WINGS for kids, an afterschool program teaching social emotional learning techniques to at-risk youth, is hosting a parenting seminar from 10-11 a.m. July 9 at the Charleston County Public Library, 68 Calhoun St. The event is targeted at parents to help them deal with miscommunication and power struggles in their households during the summer time, but can also apply to educators. The seminar will focus on various social and emotional learning tips and techniques that are used at WINGS for kids programs.
Pictured, from left, are John Harrell, peanut farmer and National Peanut Board secretary; Deena and Bob Coyle of the National Peanut Board; Stacey Denaux, CEO of Crisis Ministries; Raffaela Marie Fenn, National Peanut Board president and managing director; and Mark Fenn, National Peanut Board volunteer. (Photo/Provided)
The National Peanut Board presented Crisis Ministries with a $5,000 cash donation and peanut products for the soup kitchen on June 19. This donation is part of the “PB 4 Breakfast” campaign, which encourages peanut butter lovers to share their favorite morning recipe on Facebook. The public can visit www.PB4Breakfast.com and vote for their favorite recipe. For each vote, the National Peanut Board will donate $5 toward organizations that feed the hungry.

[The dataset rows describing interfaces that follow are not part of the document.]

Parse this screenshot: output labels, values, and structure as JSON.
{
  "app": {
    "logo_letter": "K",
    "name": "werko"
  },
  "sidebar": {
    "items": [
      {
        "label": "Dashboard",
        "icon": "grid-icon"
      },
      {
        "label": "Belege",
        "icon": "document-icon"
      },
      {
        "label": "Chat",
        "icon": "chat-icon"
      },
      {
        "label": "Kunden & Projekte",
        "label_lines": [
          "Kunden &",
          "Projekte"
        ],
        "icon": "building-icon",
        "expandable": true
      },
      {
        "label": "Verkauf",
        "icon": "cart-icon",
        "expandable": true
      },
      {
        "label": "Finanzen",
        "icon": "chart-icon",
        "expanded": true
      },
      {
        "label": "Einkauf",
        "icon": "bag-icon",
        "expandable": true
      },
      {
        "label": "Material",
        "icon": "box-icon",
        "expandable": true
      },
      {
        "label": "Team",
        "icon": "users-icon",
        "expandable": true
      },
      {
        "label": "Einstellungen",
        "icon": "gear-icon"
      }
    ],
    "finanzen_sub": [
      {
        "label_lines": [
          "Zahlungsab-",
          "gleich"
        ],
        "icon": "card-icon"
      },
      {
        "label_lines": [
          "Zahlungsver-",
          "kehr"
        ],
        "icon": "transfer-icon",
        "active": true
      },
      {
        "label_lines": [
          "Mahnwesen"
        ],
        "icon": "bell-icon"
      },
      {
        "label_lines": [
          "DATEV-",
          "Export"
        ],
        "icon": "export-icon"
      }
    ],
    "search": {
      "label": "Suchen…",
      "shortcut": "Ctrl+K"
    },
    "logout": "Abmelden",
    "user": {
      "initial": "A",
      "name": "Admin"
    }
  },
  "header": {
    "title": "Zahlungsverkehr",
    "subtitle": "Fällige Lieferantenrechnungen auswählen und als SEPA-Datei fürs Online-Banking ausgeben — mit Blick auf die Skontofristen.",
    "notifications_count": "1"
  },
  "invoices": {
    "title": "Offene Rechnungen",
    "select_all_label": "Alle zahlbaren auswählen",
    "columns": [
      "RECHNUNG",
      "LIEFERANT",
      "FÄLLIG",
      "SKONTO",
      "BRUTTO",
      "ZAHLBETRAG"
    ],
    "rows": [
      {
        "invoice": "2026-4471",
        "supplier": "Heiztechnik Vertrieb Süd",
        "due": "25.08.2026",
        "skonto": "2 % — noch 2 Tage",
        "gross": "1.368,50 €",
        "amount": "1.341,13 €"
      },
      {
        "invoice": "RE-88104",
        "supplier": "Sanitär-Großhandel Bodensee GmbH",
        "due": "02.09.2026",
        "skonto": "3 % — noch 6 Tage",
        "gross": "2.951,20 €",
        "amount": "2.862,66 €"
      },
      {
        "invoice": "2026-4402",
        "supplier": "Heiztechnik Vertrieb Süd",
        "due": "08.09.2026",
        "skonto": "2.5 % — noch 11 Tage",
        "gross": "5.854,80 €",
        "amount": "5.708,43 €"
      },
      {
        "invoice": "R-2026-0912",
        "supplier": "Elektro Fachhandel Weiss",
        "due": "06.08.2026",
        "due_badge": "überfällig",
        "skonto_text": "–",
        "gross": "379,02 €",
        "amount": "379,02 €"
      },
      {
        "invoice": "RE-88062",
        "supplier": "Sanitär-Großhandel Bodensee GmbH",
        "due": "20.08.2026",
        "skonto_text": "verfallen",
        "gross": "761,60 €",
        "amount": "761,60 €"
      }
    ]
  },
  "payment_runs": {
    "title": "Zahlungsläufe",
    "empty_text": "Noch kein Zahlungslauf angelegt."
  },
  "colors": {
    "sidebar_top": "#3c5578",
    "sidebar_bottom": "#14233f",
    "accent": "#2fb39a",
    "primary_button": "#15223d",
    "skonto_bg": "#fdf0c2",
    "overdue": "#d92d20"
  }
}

Chef Jason Ulak
RiverTowne Country Club donated 300 meals to East Cooper Meals on Wheels on June 20 as part of Charleston Chefs Feed the Need. Chef Jason Ulak prepared meatloaf, peas and carrots, and corn for the homebound recipients.
Cane Bay Plantation is hosting a family friendly event, Independence at Cane Bay, while promoting the work of Water Missions International, which provides clean and safe water for third-world nations across the globe. The event is 5-10 p.m. July 4. Activities include arts and crafts, food, entertainment, a Slip ’n Slide and fireworks.
The fourth annual Low Country Jazz Festival has expanded to three days and features a slate of top contemporary instrumentalists of all types, including vocalist Al Jarreau, pianist Brian Culbertson, saxophonist David Sanborn, saxmen Gerald Albright and Ronnie Laws, pianist Alex Bugnon, guitarists Norman Brown and Matt Marshak and local favorite, trumpeter Charlton Singleton, conductor of the Charleston Jazz Orchestra. The festival — Aug. 31 to Sept. 2 — raises money for Closing The Gap In Healthcare Inc., which aims to decrease health disparities by providing information to underserved populations.